One particularly illuminating case study focuses on the confusing and error-filled royalty statements provided to a Grammy-nominated band by its label, which arrived in a novella-sized paper binder that the band's manager had digitized in order to make digestible. "For an artist to try to understand it, it's a complete mess," Bargfrede tells Billboard. "If there's one key takeaway [from the report], it's this inapplication of technology and data standards that are already out there, that could be adopted and readily used, so artists aren't getting 120-page paper statements that they don't understand." That statement, the report points out, was one of four the band would have received that year.
"Fair Music" also highlights the "black box" of royalties that go unremitted to the artists that are generated through their work. One major cause is the lack of a standardized database for musical works that would make it easy for labels and collection societies to identify who is owed what. "Services and [performance rights organizations] that can’t distinguish a rightful royalty recipient... end up placing this money into escrow accounts and eventually distributing these unattributable monies to labels and publishers based on market share," the report reads. "Such monies are usually not shared with artists or composers signed to those labels or publishers, since they can’t be attributed to any rightful creator."
Not to mention the nearly impenetrable laws that oversee performance and mechanical licenses and the subdivisions of recording and composition, all further fragmented by an apples-to-oranges global legal system.
This gets at a more strategic problem underpinning the industry -- opacity and complexity by design. "Keeping things complex is not a bad business strategy," Brian Message, Radiohead manager and former chair of the Music Manager's Forum tells Billboard.
"The corporations that own the labels," says Message, referring to companies like Vivendi, the France-based parent of Universal Music Group, "are conducting licensing practices for their own management and shareholder gain -- and that, as a short term strategy is going to lead to long term problems." Message is referring to large advances paid by streaming services to rights holders like Universal Music Group -- revealed to the public in a leaked contract between Sony and Spotify earlier this year -- that are not considered to be payable to artists if and when a streaming service does not use all of the licenses it paid for over the contract term.
"To some degree, the opacity benefits the people who are creating the opacity," Bargfrede says. "Everyone in that value chain could contribute to helping make this process flow better than it currently does.

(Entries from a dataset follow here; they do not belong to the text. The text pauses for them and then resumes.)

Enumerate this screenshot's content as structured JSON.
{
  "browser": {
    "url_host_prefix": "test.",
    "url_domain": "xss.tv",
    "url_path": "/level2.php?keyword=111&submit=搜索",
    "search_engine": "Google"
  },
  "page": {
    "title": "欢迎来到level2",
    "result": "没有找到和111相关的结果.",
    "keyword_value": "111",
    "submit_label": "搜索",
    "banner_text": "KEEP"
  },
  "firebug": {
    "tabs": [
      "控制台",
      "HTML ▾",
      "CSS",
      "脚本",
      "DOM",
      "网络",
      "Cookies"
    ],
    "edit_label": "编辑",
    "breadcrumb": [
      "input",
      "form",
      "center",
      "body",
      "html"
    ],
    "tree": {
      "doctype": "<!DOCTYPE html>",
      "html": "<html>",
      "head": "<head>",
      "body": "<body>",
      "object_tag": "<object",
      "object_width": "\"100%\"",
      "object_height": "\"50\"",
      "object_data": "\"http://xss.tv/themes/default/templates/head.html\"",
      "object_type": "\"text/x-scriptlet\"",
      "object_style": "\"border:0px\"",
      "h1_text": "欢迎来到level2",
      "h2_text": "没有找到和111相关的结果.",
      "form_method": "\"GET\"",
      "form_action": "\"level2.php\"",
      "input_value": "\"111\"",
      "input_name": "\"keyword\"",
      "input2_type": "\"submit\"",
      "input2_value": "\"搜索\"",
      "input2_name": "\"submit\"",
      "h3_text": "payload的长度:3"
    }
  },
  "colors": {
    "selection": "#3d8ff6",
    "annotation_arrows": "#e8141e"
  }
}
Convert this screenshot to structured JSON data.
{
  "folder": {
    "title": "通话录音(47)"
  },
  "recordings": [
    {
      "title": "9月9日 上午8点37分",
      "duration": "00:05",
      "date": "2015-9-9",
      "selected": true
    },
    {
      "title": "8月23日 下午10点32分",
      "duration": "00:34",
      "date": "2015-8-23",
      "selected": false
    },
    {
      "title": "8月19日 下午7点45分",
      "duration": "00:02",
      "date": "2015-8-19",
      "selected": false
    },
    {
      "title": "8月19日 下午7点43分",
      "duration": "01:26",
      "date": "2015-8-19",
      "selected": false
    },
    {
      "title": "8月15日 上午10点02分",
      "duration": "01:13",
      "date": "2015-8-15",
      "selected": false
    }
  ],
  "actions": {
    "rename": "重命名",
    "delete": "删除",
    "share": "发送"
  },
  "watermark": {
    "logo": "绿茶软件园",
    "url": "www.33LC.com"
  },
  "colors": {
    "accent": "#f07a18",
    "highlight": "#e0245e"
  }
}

One of the examples we use in the report is the air traffic control system -- if they had implemented technology that already exists, we wouldn't be looking for [Malaysia Airlines Flight 370] a year later. There's technology that can solve these problems, but in a lot of cases it's not being adopted."
To that end, the report issues several specific recommendations, including the previously mentioned construction of a standardized creator database; legislative modernization around mechanical licenses, neighboring rights and the consent decrees which govern PROs like ASCAP and BMI; the establishment of a non-governmental organization that would oversee a "fair music" certification for businesses; and the use of the blockchain, the technology that underpins Bitcoin, for real-time royalty verification and payment (an idea highlighted just this past weekend in a story from CoinDesk).
Anyone with a working knowledge of the music industry's labyrinthine structure won't be shocked by what they read in "Fair Music" -- but everyone else may be. And the report is only part one; Bargfrede will begin the second installment this fall in partnership with MIT and Harvard Business School.
"Can we bring creators on board, to sign on to an ethical set of standards?" For the sake of artists and their dwindling power, let's hope so.
Update, 3:29PM, July 14: Our report originally failed to mention digital services company Kobalt's underwriting of Berklee's research. This has been added -- Billboard regrets the ommission